According to a proposal released Thursday by the White House, increasing the funding for the IRS by $80 billion would net $400 billion in revenue. That $80 billion would boost the IRS's budget by over 70 percent over the next 10 years when compared with the last decade and lead to a hiring spree of agents.
After a plan to tax the assets of billionaires collapsed Thursday due to bipartisan opposition, Democrats are left scrambling to find ways to raise enough revenue to pay for President Joe Biden's budget reconciliation package. But the move to boost IRS funding, congressional Republicans say, will put ordinary Americans under the tax agency's microscope and subject them to needless audits.
"The truly wealthy don't get a paycheck, so when we start talking about who we're going after, the answer is everybody," Rep. Mike Kelly (R., Pa.) told the Washington Free Beacon. "Every single American will be affected by this. Every single American. They're not looking for a few pennies."
To reach the $1.85 trillion in total cost, some of the biggest proposed tax hikes include a 15-percent global minimum tax, which the White House says will raise $350 billion. A 5-percent surtax on income above $10 million and an 8-percent surtax on income above $25 million, the White House says, will raise an additional $230 billion.
The White House's revenue estimation is dramatically larger than what the Congressional Budget Office concluded in September. According to the CBO report, $80 billion in new IRS funding would raise just $120 billion in net revenue over the next decade. At $400 billion, the White House's revenue estimation is substantially larger than the $316 billion the administration predicted before the release of the CBO report.
"This is an exercise on paper [by Democrats] to say they're going to close the tax gap," Rep. Drew Ferguson (R., Ga.) told the Free Beacon. "We don't know how they arrived at those numbers. They won't tell us how they arrived at those numbers. And we don't think that really adds up; as a matter of fact, we know they don't add up."

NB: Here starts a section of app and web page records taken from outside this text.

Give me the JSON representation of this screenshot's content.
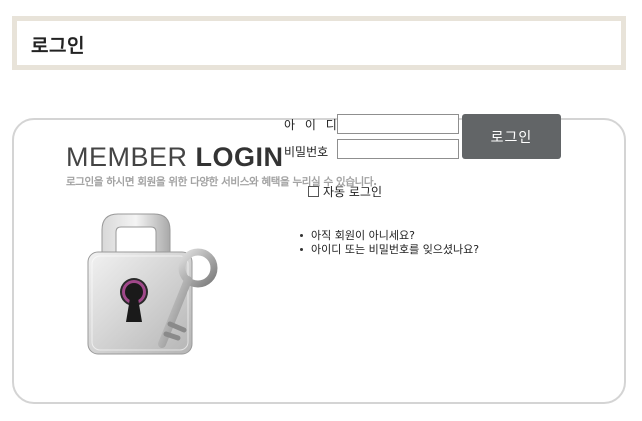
{
  "page_title": "로그인",
  "login_panel": {
    "heading_light": "MEMBER",
    "heading_bold": "LOGIN",
    "subtitle": "로그인을 하시면 회원을 위한 다양한 서비스와 혜택을 누리실 수 있습니다.",
    "id_label": "아 이 디",
    "password_label": "비밀번호",
    "id_value": "",
    "password_value": "",
    "login_button": "로그인",
    "auto_login_label": "자동 로그인",
    "auto_login_checked": false,
    "links": [
      "아직 회원이 아니세요?",
      "아이디 또는 비밀번호를 잊으셨나요?"
    ]
  },
  "icons": [
    "lock-icon",
    "key-icon",
    "checkbox-icon"
  ],
  "colors": {
    "title_border": "#e8e3d9",
    "card_border": "#d4d4d4",
    "button_bg": "#626567",
    "button_text": "#ffffff",
    "subtitle_text": "#a3a3a3"
  }
}
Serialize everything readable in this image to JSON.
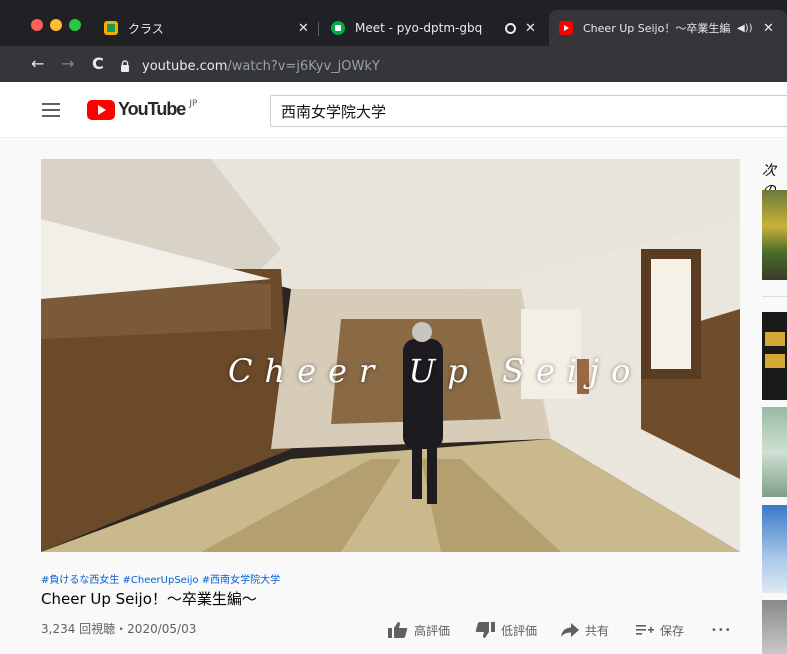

Following outrage from members of both parties, Democrats this week ditched a plan to compel financial institutions to submit annual reports on all American bank accounts that see $10,000 or more in inflows a year. That proposed rule was supposedly critical to the IRS's enforcement tools, although nixing it appears to have made no difference in the White House's revenue projections.
Should the CBO again find smaller revenue estimates, the White House and congressional Democrats would be forced to trim the $1.85 trillion spending plan or come up with other offsets. Among the variety of spending proposals in the bill are $555 billion in funding for climate-change initiatives, six years of funding for a universal pre-K program, and a one-year extension of the enhanced child tax credit.